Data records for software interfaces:
————
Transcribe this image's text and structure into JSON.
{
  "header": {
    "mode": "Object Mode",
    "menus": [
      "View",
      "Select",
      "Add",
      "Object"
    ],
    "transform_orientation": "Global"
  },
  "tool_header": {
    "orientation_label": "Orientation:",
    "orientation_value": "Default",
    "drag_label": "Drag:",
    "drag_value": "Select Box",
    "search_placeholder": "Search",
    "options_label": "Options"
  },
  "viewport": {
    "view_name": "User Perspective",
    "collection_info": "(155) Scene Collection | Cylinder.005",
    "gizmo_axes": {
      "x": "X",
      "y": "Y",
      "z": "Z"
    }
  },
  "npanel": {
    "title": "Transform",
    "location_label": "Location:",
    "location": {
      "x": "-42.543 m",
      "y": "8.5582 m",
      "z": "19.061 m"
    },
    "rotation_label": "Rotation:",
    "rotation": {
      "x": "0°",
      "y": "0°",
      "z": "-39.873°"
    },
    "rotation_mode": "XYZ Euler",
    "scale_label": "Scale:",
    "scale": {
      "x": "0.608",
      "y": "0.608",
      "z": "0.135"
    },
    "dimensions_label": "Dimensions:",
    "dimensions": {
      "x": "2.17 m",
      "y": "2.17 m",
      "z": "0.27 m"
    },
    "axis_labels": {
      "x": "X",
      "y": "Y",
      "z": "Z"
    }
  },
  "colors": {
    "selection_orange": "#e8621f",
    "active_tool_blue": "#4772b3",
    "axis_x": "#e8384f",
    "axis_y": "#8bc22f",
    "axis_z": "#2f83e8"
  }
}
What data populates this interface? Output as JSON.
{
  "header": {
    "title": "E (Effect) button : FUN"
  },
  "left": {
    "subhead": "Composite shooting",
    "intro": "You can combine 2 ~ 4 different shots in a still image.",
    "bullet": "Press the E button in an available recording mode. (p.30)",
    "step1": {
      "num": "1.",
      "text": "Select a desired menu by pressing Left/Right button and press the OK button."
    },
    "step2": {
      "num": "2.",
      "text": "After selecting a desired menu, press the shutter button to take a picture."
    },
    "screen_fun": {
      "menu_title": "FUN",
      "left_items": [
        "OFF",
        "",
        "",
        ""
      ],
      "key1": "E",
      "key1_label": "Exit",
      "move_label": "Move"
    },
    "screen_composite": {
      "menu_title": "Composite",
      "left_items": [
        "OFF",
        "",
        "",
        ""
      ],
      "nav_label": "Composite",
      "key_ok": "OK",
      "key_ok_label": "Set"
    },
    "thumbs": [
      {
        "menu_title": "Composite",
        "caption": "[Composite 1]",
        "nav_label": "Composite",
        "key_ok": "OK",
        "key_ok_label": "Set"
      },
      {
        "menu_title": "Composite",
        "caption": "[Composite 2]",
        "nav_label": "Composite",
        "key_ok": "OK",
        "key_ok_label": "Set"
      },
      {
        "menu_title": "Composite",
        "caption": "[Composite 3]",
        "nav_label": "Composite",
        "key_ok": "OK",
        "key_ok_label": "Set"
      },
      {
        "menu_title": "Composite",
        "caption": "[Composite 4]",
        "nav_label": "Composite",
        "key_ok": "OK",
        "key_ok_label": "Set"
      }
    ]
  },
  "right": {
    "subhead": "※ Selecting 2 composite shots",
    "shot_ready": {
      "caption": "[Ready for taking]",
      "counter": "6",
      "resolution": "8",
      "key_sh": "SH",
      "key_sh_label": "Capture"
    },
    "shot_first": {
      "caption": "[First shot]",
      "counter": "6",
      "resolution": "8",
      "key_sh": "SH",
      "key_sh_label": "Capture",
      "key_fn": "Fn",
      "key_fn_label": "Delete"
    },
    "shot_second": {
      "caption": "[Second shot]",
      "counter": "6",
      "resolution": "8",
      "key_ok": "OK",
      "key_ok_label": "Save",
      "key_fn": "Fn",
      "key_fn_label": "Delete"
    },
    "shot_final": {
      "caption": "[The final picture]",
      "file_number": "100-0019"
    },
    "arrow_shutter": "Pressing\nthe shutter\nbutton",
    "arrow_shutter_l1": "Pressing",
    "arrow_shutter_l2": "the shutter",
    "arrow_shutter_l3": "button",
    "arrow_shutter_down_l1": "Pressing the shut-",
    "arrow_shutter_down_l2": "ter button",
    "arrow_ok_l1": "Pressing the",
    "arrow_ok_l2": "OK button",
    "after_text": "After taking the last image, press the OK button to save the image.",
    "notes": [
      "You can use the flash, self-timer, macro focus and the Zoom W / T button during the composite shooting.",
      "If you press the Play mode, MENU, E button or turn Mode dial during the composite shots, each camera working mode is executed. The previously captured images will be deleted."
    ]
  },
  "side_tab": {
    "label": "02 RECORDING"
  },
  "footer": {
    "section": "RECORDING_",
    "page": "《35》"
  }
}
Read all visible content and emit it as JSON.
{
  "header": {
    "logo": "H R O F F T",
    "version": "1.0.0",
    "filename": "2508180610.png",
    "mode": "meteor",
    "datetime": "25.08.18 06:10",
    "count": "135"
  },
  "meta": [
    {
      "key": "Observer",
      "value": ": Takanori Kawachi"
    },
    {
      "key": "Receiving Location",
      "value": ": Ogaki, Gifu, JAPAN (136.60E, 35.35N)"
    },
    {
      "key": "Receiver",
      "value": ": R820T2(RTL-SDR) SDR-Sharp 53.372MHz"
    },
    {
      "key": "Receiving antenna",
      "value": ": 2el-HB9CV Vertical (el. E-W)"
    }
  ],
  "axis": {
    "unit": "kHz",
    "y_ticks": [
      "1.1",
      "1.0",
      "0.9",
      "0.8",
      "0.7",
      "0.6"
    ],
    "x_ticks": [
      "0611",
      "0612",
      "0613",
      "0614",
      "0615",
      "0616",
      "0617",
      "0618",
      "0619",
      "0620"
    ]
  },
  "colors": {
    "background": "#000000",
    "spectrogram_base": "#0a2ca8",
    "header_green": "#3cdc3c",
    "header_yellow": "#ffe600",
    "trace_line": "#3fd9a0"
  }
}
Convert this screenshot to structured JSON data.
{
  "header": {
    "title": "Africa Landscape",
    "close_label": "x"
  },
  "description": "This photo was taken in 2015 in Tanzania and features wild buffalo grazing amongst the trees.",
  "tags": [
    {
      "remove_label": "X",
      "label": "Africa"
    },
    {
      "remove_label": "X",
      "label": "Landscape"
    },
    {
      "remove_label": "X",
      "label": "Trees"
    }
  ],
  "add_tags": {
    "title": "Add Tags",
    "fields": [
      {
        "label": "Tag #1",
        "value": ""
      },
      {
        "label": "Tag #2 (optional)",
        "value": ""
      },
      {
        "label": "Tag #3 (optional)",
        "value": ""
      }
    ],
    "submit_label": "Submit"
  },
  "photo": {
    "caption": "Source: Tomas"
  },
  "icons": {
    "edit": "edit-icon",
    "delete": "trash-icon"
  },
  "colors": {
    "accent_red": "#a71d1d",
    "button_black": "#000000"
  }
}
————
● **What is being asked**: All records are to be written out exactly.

● **Exercise result**:
Transcribe this image's text and structure into JSON.
{
  "header": {
    "mode": "Object Mode",
    "menus": [
      "View",
      "Select",
      "Add",
      "Object"
    ],
    "transform_orientation": "Global"
  },
  "tool_header": {
    "orientation_label": "Orientation:",
    "orientation_value": "Default",
    "drag_label": "Drag:",
    "drag_value": "Select Box",
    "search_placeholder": "Search",
    "options_label": "Options"
  },
  "viewport": {
    "view_name": "User Perspective",
    "collection_info": "(155) Scene Collection | Cylinder.005",
    "gizmo_axes": {
      "x": "X",
      "y": "Y",
      "z": "Z"
    }
  },
  "npanel": {
    "title": "Transform",
    "location_label": "Location:",
    "location": {
      "x": "-42.543 m",
      "y": "8.5582 m",
      "z": "19.061 m"
    },
    "rotation_label": "Rotation:",
    "rotation": {
      "x": "0°",
      "y": "0°",
      "z": "-39.873°"
    },
    "rotation_mode": "XYZ Euler",
    "scale_label": "Scale:",
    "scale": {
      "x": "0.608",
      "y": "0.608",
      "z": "0.135"
    },
    "dimensions_label": "Dimensions:",
    "dimensions": {
      "x": "2.17 m",
      "y": "2.17 m",
      "z": "0.27 m"
    },
    "axis_labels": {
      "x": "X",
      "y": "Y",
      "z": "Z"
    }
  },
  "colors": {
    "selection_orange": "#e8621f",
    "active_tool_blue": "#4772b3",
    "axis_x": "#e8384f",
    "axis_y": "#8bc22f",
    "axis_z": "#2f83e8"
  }
}
What data populates this interface? Output as JSON.
{
  "header": {
    "title": "E (Effect) button : FUN"
  },
  "left": {
    "subhead": "Composite shooting",
    "intro": "You can combine 2 ~ 4 different shots in a still image.",
    "bullet": "Press the E button in an available recording mode. (p.30)",
    "step1": {
      "num": "1.",
      "text": "Select a desired menu by pressing Left/Right button and press the OK button."
    },
    "step2": {
      "num": "2.",
      "text": "After selecting a desired menu, press the shutter button to take a picture."
    },
    "screen_fun": {
      "menu_title": "FUN",
      "left_items": [
        "OFF",
        "",
        "",
        ""
      ],
      "key1": "E",
      "key1_label": "Exit",
      "move_label": "Move"
    },
    "screen_composite": {
      "menu_title": "Composite",
      "left_items": [
        "OFF",
        "",
        "",
        ""
      ],
      "nav_label": "Composite",
      "key_ok": "OK",
      "key_ok_label": "Set"
    },
    "thumbs": [
      {
        "menu_title": "Composite",
        "caption": "[Composite 1]",
        "nav_label": "Composite",
        "key_ok": "OK",
        "key_ok_label": "Set"
      },
      {
        "menu_title": "Composite",
        "caption": "[Composite 2]",
        "nav_label": "Composite",
        "key_ok": "OK",
        "key_ok_label": "Set"
      },
      {
        "menu_title": "Composite",
        "caption": "[Composite 3]",
        "nav_label": "Composite",
        "key_ok": "OK",
        "key_ok_label": "Set"
      },
      {
        "menu_title": "Composite",
        "caption": "[Composite 4]",
        "nav_label": "Composite",
        "key_ok": "OK",
        "key_ok_label": "Set"
      }
    ]
  },
  "right": {
    "subhead": "※ Selecting 2 composite shots",
    "shot_ready": {
      "caption": "[Ready for taking]",
      "counter": "6",
      "resolution": "8",
      "key_sh": "SH",
      "key_sh_label": "Capture"
    },
    "shot_first": {
      "caption": "[First shot]",
      "counter": "6",
      "resolution": "8",
      "key_sh": "SH",
      "key_sh_label": "Capture",
      "key_fn": "Fn",
      "key_fn_label": "Delete"
    },
    "shot_second": {
      "caption": "[Second shot]",
      "counter": "6",
      "resolution": "8",
      "key_ok": "OK",
      "key_ok_label": "Save",
      "key_fn": "Fn",
      "key_fn_label": "Delete"
    },
    "shot_final": {
      "caption": "[The final picture]",
      "file_number": "100-0019"
    },
    "arrow_shutter": "Pressing\nthe shutter\nbutton",
    "arrow_shutter_l1": "Pressing",
    "arrow_shutter_l2": "the shutter",
    "arrow_shutter_l3": "button",
    "arrow_shutter_down_l1": "Pressing the shut-",
    "arrow_shutter_down_l2": "ter button",
    "arrow_ok_l1": "Pressing the",
    "arrow_ok_l2": "OK button",
    "after_text": "After taking the last image, press the OK button to save the image.",
    "notes": [
      "You can use the flash, self-timer, macro focus and the Zoom W / T button during the composite shooting.",
      "If you press the Play mode, MENU, E button or turn Mode dial during the composite shots, each camera working mode is executed. The previously captured images will be deleted."
    ]
  },
  "side_tab": {
    "label": "02 RECORDING"
  },
  "footer": {
    "section": "RECORDING_",
    "page": "《35》"
  }
}
Read all visible content and emit it as JSON.
{
  "header": {
    "logo": "H R O F F T",
    "version": "1.0.0",
    "filename": "2508180610.png",
    "mode": "meteor",
    "datetime": "25.08.18 06:10",
    "count": "135"
  },
  "meta": [
    {
      "key": "Observer",
      "value": ": Takanori Kawachi"
    },
    {
      "key": "Receiving Location",
      "value": ": Ogaki, Gifu, JAPAN (136.60E, 35.35N)"
    },
    {
      "key": "Receiver",
      "value": ": R820T2(RTL-SDR) SDR-Sharp 53.372MHz"
    },
    {
      "key": "Receiving antenna",
      "value": ": 2el-HB9CV Vertical (el. E-W)"
    }
  ],
  "axis": {
    "unit": "kHz",
    "y_ticks": [
      "1.1",
      "1.0",
      "0.9",
      "0.8",
      "0.7",
      "0.6"
    ],
    "x_ticks": [
      "0611",
      "0612",
      "0613",
      "0614",
      "0615",
      "0616",
      "0617",
      "0618",
      "0619",
      "0620"
    ]
  },
  "colors": {
    "background": "#000000",
    "spectrogram_base": "#0a2ca8",
    "header_green": "#3cdc3c",
    "header_yellow": "#ffe600",
    "trace_line": "#3fd9a0"
  }
}
Convert this screenshot to structured JSON data.
{
  "header": {
    "title": "Africa Landscape",
    "close_label": "x"
  },
  "description": "This photo was taken in 2015 in Tanzania and features wild buffalo grazing amongst the trees.",
  "tags": [
    {
      "remove_label": "X",
      "label": "Africa"
    },
    {
      "remove_label": "X",
      "label": "Landscape"
    },
    {
      "remove_label": "X",
      "label": "Trees"
    }
  ],
  "add_tags": {
    "title": "Add Tags",
    "fields": [
      {
        "label": "Tag #1",
        "value": ""
      },
      {
        "label": "Tag #2 (optional)",
        "value": ""
      },
      {
        "label": "Tag #3 (optional)",
        "value": ""
      }
    ],
    "submit_label": "Submit"
  },
  "photo": {
    "caption": "Source: Tomas"
  },
  "icons": {
    "edit": "edit-icon",
    "delete": "trash-icon"
  },
  "colors": {
    "accent_red": "#a71d1d",
    "button_black": "#000000"
  }
}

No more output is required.